By Vickie Scullard • 22 November 2022 • 17:31
Bronchiolitis hospitalisations quadruple in children under 4 years in Spain. Credit: komokvm/Shutterstock.com.
Bronchiolitis is a common lung infection in young children and infants, which causes inflammation and congestion in the small airways (bronchioles) of the lung.
The higher infection rate for bronchiolitis associated with respiratory syncytial virus (RSV) in children aged between 0 and 4 years old is believed to partly be linked to lower immunisation due to the lack of circulation of the virus for two years.
According to data from the Epidemiological Surveillance Network of the Carlos III Health Institute, November 7 to 13 saw the highest incidence rates of respiratory infections associated with RSV in hospitals occurring in children from 0 to 4 years, reports El Correo.
They report 79.4 cases per 100,000, while a month earlier, from October 7 to 23, the incidence rate in this age group was 19.5 cases per 100,000.
The latest data from the surveillance network shows the presence of bronchiolitis associated with RSV has shot up, with 945.7 cases per 100,000 children from 0 to 14 years of age, followed by those aged between 5 and 14, with 195 cases per 100,000.
Also in Primary Care, there has been growth compared to the data from a month ago – in the week of October 7 to 23 the incidence rate of RSV in children from 0 to 4 years old was 311.6 cases per 100,000, the largest of all age groups.
The Spanish Society of Pediatric Emergencies (SEUP) is said to be concerned about the high rates of the disease in minors, especially due to the lack of data surrounding whether the severity of the disease will be greater than in previous seasons.
As it stands, 40 per cent more patients are being treated than in 2019.
The high level of incidence in hospitals has led to the saturation of pediatric emergency hospitals due to these respiratory infections, according to this medical society.
Thank you for taking the time to read this article, do remember to come back and check The Euro Weekly News website for all your up-to-date local and international news stories and remember, you can also follow us on Facebook and Instagram.
Share this story
Subscribe to our Euro Weekly News alerts to get the latest stories into your inbox!
By signing up, you will create a Euro Weekly News account if you don’t already have one. Review our
A journalist of more than 12 years from Manchester, UK, Vickie now lives in Madrid and works as a news writer for the Euro Weekly News.
This is unbelievable but the effects of pregnant mothers getting vaccinated the harm to unborn WHY aren’t people angry and understanding this nightmare scenario enforced upon healthy people. Those vaccinated are going “early” the flu vaccines aren’t for flu, your immune system has been compromised by the first vaccines.

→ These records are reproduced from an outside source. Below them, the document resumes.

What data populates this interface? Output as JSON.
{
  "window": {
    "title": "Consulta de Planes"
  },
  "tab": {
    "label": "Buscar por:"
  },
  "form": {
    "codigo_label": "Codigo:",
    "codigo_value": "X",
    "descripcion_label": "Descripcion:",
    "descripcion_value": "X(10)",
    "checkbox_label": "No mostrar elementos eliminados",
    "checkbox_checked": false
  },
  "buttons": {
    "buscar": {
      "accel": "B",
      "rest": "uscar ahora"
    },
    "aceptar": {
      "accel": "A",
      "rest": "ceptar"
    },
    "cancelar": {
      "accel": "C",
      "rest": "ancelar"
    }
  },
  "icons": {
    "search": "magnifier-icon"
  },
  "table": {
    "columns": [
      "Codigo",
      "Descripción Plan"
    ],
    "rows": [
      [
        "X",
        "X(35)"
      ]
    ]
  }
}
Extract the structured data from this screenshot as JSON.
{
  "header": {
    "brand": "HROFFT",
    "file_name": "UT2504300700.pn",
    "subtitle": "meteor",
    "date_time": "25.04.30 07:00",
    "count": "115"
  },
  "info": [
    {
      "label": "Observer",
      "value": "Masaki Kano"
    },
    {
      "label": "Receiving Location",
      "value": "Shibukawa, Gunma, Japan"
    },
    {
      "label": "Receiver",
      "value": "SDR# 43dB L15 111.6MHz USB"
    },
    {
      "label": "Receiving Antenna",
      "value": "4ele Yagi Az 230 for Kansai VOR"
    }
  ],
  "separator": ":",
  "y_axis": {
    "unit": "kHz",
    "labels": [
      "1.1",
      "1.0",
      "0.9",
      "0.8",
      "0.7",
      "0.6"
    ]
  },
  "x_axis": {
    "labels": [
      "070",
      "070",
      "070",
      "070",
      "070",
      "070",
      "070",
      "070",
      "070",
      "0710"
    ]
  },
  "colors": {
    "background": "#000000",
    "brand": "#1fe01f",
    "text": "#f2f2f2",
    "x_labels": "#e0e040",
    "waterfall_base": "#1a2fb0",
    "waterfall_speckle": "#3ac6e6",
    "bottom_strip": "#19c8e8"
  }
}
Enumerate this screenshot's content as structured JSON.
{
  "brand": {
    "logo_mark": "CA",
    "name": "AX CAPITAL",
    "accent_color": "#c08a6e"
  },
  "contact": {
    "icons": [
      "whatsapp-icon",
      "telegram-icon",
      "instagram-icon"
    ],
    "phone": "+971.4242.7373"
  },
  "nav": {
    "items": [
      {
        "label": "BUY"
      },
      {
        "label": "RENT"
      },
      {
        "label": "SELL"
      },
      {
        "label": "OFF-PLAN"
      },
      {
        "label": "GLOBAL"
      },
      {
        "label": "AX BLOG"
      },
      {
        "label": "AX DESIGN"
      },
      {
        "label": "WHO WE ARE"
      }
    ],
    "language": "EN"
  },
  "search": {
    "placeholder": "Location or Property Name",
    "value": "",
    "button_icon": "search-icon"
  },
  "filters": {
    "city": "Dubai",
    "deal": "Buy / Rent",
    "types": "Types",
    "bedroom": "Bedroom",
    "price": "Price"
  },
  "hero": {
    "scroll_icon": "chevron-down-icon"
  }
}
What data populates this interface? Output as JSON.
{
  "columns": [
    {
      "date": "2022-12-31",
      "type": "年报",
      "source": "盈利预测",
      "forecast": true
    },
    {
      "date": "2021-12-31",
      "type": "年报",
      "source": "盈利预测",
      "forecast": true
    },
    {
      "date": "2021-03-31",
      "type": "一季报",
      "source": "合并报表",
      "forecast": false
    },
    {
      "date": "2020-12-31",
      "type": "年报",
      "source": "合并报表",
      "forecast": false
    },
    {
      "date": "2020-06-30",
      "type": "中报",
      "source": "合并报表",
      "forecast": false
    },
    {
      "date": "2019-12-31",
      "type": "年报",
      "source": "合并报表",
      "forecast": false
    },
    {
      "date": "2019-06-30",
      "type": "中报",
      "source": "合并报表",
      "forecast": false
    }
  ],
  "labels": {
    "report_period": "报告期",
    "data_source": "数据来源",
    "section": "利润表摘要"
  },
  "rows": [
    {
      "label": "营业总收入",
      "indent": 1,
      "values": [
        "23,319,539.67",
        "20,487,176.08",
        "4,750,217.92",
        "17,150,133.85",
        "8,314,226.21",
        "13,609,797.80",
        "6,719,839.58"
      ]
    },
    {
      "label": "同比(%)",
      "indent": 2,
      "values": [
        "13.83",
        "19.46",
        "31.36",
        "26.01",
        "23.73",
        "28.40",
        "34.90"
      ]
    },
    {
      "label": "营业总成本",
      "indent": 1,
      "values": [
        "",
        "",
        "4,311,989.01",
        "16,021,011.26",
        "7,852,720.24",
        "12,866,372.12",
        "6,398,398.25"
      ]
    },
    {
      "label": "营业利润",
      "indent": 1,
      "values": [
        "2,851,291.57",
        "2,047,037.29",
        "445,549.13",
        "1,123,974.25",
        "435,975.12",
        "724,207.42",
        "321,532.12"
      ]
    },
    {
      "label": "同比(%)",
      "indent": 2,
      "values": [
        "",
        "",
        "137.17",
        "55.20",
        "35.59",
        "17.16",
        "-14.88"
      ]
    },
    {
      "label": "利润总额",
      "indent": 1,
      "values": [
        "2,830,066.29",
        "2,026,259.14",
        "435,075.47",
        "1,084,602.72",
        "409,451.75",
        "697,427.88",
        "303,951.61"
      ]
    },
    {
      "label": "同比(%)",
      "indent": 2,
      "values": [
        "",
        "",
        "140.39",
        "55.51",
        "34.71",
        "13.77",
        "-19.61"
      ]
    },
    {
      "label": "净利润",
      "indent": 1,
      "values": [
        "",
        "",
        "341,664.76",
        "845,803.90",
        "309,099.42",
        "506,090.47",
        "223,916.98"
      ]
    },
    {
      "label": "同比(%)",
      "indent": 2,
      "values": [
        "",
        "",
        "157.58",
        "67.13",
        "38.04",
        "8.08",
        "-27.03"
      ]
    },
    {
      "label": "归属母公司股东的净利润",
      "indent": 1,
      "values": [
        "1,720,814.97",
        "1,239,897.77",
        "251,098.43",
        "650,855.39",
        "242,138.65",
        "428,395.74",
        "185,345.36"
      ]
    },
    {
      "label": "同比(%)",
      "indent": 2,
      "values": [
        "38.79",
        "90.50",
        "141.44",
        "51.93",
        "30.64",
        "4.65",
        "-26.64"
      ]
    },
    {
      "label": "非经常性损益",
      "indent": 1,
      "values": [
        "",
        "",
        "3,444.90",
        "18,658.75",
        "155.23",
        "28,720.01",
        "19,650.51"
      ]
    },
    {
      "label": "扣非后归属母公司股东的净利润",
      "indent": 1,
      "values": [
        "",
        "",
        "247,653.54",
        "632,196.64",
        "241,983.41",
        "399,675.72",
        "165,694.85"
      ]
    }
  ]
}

Your email address will not be published. Required fields are marked *
Download our media pack in either English or Spanish.